Jahmai's greatness really stands out on two fields of play: baseball and football. He stands 6-foot-even and weighs in at 205-pounds and he will be a highly sought after prospect by not only the nation's college baseball coaches but its football coaches as well.
A wide receiver like his older brothers, Jones caught 70 passes for 1,071 yards and 12 touchdowns as a sophomore at Wesleyan High School last fall after getting a small taste of varsity action as a freshman in the fall of 2011. His statistics from his just completed sophomore baseball season at Wesleyan were not immediately available.
"I really like balancing the two right now," Jones said of the baseball/football dance. "Being the athlete that I am, I'm fortunate to play football and be successful at that and I think that gives coaches and other scouts (an idea about) the athleticism that I have. It shows that I'm able to play two sports at the same time; football helps me for baseball and vice-versa, baseball helps for football. It's a good balance."
Jones said if a school were to give him the opportunity to pursue both sports at the collegiate level that would definitely be something he would consider. "I think that I could play both baseball and football in college; it would be a challenge but it's something that I would have to take into consideration," he said.
The Georgia Roadrunners were co-champions with the East Cobb Astros 14u at the 14u/15u Perfect Game-East Cobb Invitational in Marietta, Ga., last week. There wasn't a Most Valuable Player Award given out at the rain-shortened event but Jones certainly would have been a favorite: he hit .684 (13-for-19) with a double, three triples, three RBI, 11 runs scored and four stolen bases in five attempts while posting a .714 on-base percentage and 1.053 slugging percentage.
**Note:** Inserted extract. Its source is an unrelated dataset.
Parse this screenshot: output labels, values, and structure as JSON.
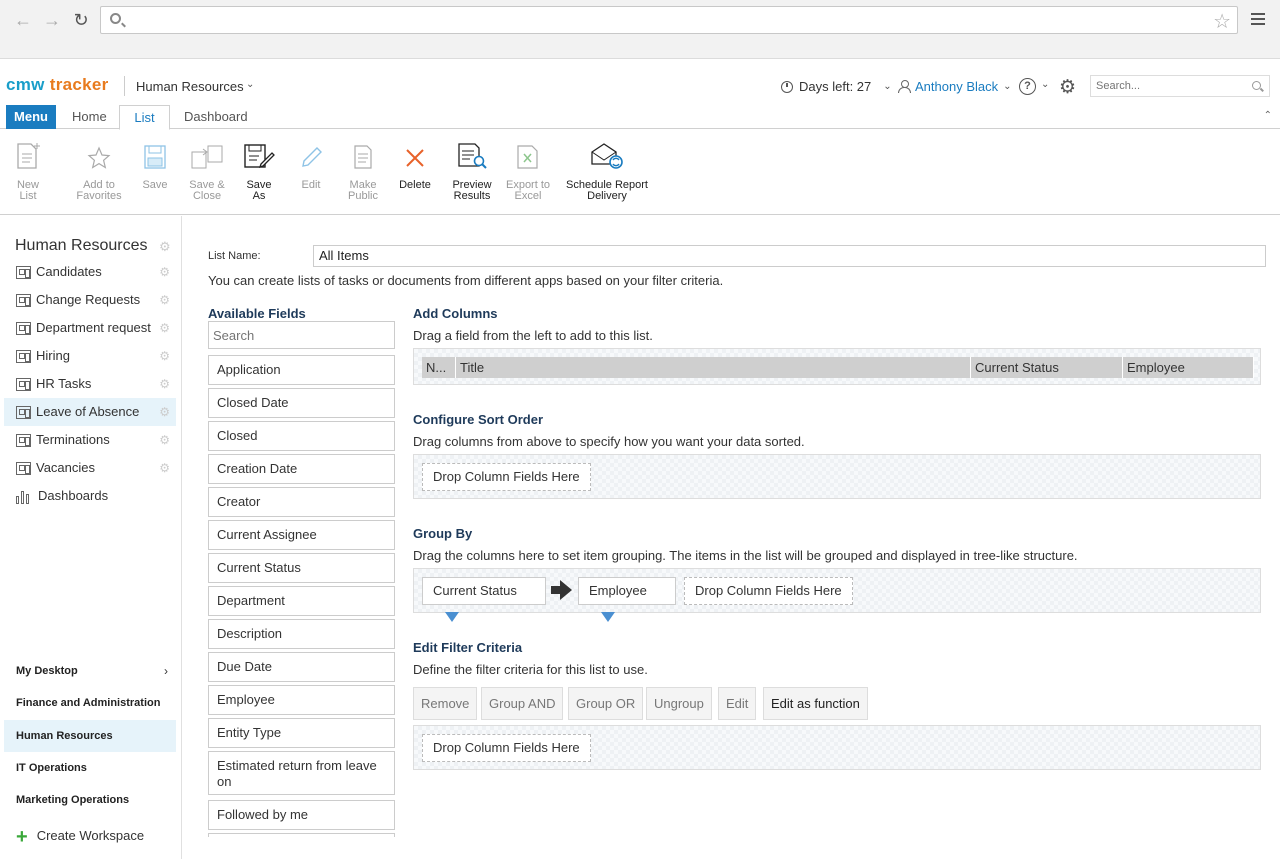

He was named to the event's all-tournament team.
"We were missing a couple of players, but most of our team was there and we were meshing really well together," Jones said. "When that happened we came together as a team and you saw what we were able to do. It was a great experience and we played some really good teams and we showed them what we could do."
Jones plans to play with the Roadrunners throughout the rest of this summer and into next summer, as well.
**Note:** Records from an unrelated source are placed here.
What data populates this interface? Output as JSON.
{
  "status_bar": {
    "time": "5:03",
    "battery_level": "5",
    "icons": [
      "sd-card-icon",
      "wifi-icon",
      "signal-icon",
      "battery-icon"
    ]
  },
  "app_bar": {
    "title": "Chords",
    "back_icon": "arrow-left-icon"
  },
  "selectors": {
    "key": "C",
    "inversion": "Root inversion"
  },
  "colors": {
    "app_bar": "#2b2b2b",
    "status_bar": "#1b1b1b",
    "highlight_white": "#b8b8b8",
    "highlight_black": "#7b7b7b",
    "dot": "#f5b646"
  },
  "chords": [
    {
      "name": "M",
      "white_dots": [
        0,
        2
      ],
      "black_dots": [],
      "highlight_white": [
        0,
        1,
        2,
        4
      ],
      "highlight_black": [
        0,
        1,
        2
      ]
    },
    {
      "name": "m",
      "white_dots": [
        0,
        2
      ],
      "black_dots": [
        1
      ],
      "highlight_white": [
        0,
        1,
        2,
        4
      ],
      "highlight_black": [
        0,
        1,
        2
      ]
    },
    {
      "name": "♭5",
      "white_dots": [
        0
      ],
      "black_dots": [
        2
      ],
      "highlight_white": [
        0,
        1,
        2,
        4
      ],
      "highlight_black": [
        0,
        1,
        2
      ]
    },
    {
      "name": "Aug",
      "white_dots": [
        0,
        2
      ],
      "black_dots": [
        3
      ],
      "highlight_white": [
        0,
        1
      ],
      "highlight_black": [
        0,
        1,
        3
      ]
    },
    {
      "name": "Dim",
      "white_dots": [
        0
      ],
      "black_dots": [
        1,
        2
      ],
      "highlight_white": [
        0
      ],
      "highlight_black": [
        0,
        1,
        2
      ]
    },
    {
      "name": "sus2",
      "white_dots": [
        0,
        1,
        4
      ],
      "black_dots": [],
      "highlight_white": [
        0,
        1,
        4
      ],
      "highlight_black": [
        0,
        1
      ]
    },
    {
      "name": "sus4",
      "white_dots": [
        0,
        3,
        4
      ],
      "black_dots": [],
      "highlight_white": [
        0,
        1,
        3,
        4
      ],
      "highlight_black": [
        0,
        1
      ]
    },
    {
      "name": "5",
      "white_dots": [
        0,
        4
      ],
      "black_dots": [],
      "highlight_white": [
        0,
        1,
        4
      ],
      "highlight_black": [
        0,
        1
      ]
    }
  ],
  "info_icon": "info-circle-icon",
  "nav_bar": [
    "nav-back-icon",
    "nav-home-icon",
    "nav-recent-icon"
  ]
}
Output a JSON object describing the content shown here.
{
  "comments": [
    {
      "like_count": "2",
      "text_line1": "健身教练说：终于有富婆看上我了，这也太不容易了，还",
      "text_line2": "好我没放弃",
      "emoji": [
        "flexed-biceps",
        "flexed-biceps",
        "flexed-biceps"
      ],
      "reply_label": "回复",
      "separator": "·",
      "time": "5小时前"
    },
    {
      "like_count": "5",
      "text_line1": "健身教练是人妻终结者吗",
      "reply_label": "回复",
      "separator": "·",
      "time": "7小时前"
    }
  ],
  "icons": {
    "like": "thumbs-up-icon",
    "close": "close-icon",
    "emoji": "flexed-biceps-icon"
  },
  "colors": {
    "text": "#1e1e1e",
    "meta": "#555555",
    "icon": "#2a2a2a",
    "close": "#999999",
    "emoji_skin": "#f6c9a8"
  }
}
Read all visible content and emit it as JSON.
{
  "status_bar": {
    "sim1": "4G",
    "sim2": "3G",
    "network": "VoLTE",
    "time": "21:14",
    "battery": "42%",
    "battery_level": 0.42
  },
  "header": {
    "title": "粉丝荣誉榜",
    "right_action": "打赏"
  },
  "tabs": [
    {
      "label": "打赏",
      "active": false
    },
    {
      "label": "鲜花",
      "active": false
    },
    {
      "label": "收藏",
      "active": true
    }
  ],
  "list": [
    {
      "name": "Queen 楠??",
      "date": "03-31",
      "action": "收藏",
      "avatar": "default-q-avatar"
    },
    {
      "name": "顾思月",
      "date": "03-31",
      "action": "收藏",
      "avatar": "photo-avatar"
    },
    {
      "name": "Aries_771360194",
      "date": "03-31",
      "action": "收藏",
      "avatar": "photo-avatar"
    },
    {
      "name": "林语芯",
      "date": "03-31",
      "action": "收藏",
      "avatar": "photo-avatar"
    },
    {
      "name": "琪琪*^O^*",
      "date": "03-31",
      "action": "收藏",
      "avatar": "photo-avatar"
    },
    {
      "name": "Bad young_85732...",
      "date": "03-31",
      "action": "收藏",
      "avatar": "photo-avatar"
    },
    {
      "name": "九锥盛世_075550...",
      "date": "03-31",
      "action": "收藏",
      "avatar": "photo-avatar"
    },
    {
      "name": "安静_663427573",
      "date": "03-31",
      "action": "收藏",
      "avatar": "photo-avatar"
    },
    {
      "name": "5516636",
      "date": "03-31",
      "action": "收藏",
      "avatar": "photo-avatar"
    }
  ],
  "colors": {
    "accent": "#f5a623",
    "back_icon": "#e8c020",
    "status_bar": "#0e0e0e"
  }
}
"It's just a great group of guys, great coaches," he said. "They really build a relationship with you outside of baseball; they really want to get to know everything that's out there -- school life, how you're doing with your grades, keeping those up and just doing everything that they can to put you at the next level."
Haire will welcome Jones with open arms for as long as Jones is eligible to be a Roadrunner.
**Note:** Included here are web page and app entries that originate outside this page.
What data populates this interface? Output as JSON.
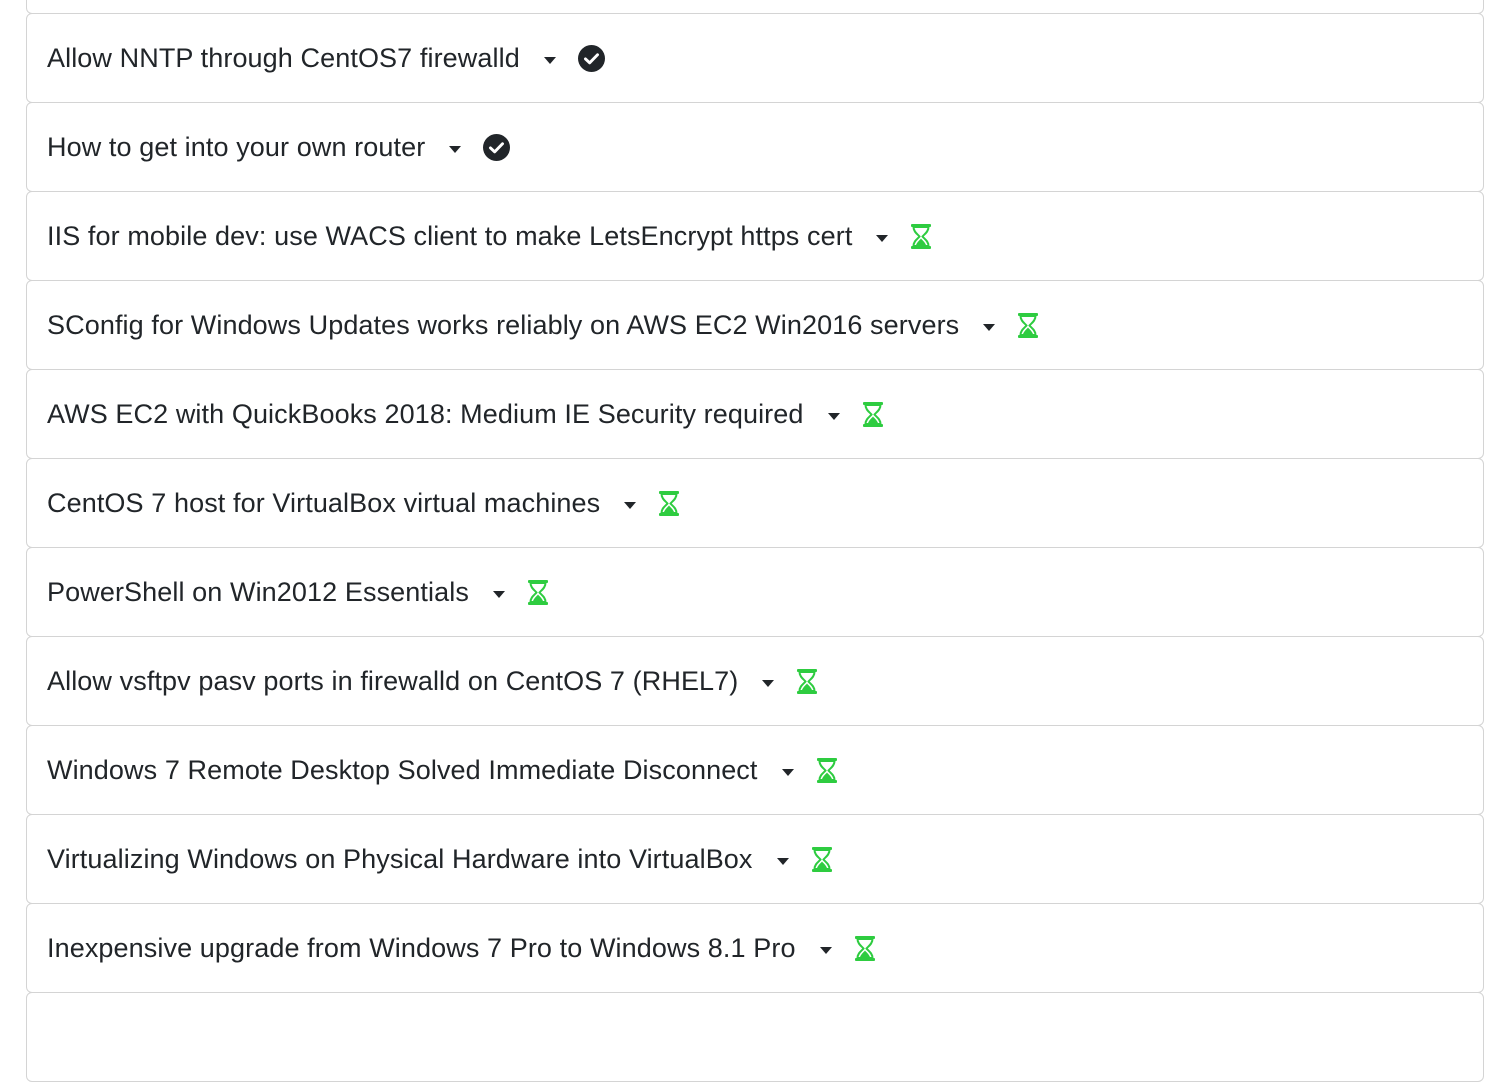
{
  "items": [
    {
      "title": "",
      "status": "none"
    },
    {
      "title": "Allow NNTP through CentOS7 firewalld",
      "status": "check-circle-icon"
    },
    {
      "title": "How to get into your own router",
      "status": "check-circle-icon"
    },
    {
      "title": "IIS for mobile dev: use WACS client to make LetsEncrypt https cert",
      "status": "hourglass-icon"
    },
    {
      "title": "SConfig for Windows Updates works reliably on AWS EC2 Win2016 servers",
      "status": "hourglass-icon"
    },
    {
      "title": "AWS EC2 with QuickBooks 2018: Medium IE Security required",
      "status": "hourglass-icon"
    },
    {
      "title": "CentOS 7 host for VirtualBox virtual machines",
      "status": "hourglass-icon"
    },
    {
      "title": "PowerShell on Win2012 Essentials",
      "status": "hourglass-icon"
    },
    {
      "title": "Allow vsftpv pasv ports in firewalld on CentOS 7 (RHEL7)",
      "status": "hourglass-icon"
    },
    {
      "title": "Windows 7 Remote Desktop Solved Immediate Disconnect",
      "status": "hourglass-icon"
    },
    {
      "title": "Virtualizing Windows on Physical Hardware into VirtualBox",
      "status": "hourglass-icon"
    },
    {
      "title": "Inexpensive upgrade from Windows 7 Pro to Windows 8.1 Pro",
      "status": "hourglass-icon"
    },
    {
      "title": "",
      "status": "none"
    }
  ],
  "colors": {
    "check": "#212529",
    "hourglass": "#2ecc40",
    "border": "#d4d4d4"
  }
}
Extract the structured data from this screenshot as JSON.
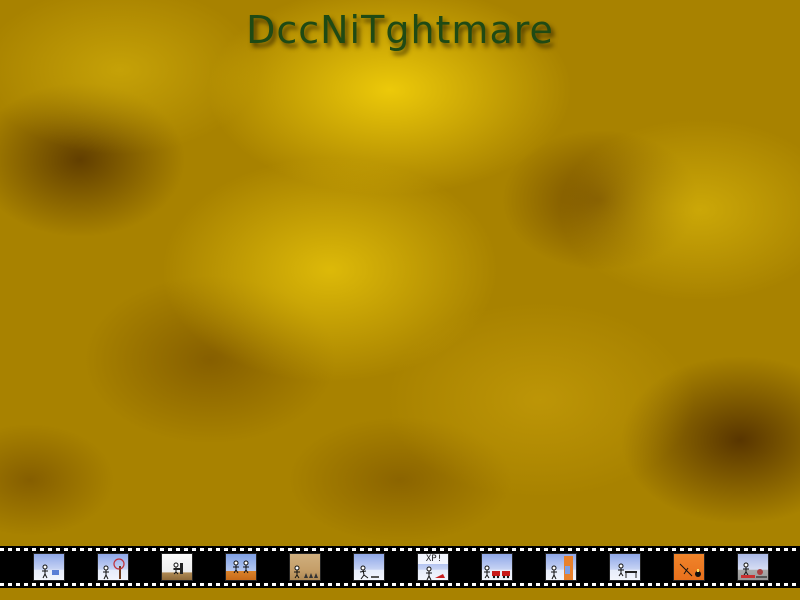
{
  "title": "DccNiTghtmare",
  "filmstrip": {
    "frames": [
      {
        "scene": "stickman-on-hill"
      },
      {
        "scene": "stickman-with-tree"
      },
      {
        "scene": "stickman-with-chair"
      },
      {
        "scene": "two-stickmen"
      },
      {
        "scene": "stickmen-in-desert"
      },
      {
        "scene": "stickman-walking"
      },
      {
        "scene": "stickman-xp",
        "label": "XP!"
      },
      {
        "scene": "stickman-with-red-cars"
      },
      {
        "scene": "stickman-with-door"
      },
      {
        "scene": "stickman-with-table"
      },
      {
        "scene": "stickman-orange-room"
      },
      {
        "scene": "stickman-street"
      }
    ]
  }
}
"He's a terrific kid who seems like a man already; he's really a mature, nice well-balanced kid from a great family," Haire said. "He's a good ballplayer who has all the tools -- he's a big, strong, fast kid who loves to play baseball."
Jahmai Jones is mature beyond his years, forced to grow up a little sooner than perhaps he had planned. His father was part of his life for only 13 years, a far too short span of time. Yet Jones, with a platter full of promise and a productive life in front of him, will always hold dear the lessons his father passed on to him.
"I learned that every day, you just can't take it for granted," he said with a sense of urgency in his voice. "Every day is not given; it's definitely a blessing to wake up the next morning and be able to do the things that others might not be as fortunate as you to do. Sometimes we take for granted just walking. My dad taught me that I've got to value everything I have and work as hard as I can to become the man that I want to be and the role model for my children and setting an example for everyone, even my little sister.
"I've got to do things to make ends meet for my family and everything I do reflects back on him," he concluded. "God blessed me to have the man that I did as my father and I'm just happy that I was able to call him my dad. He taught me a lot and I miss him."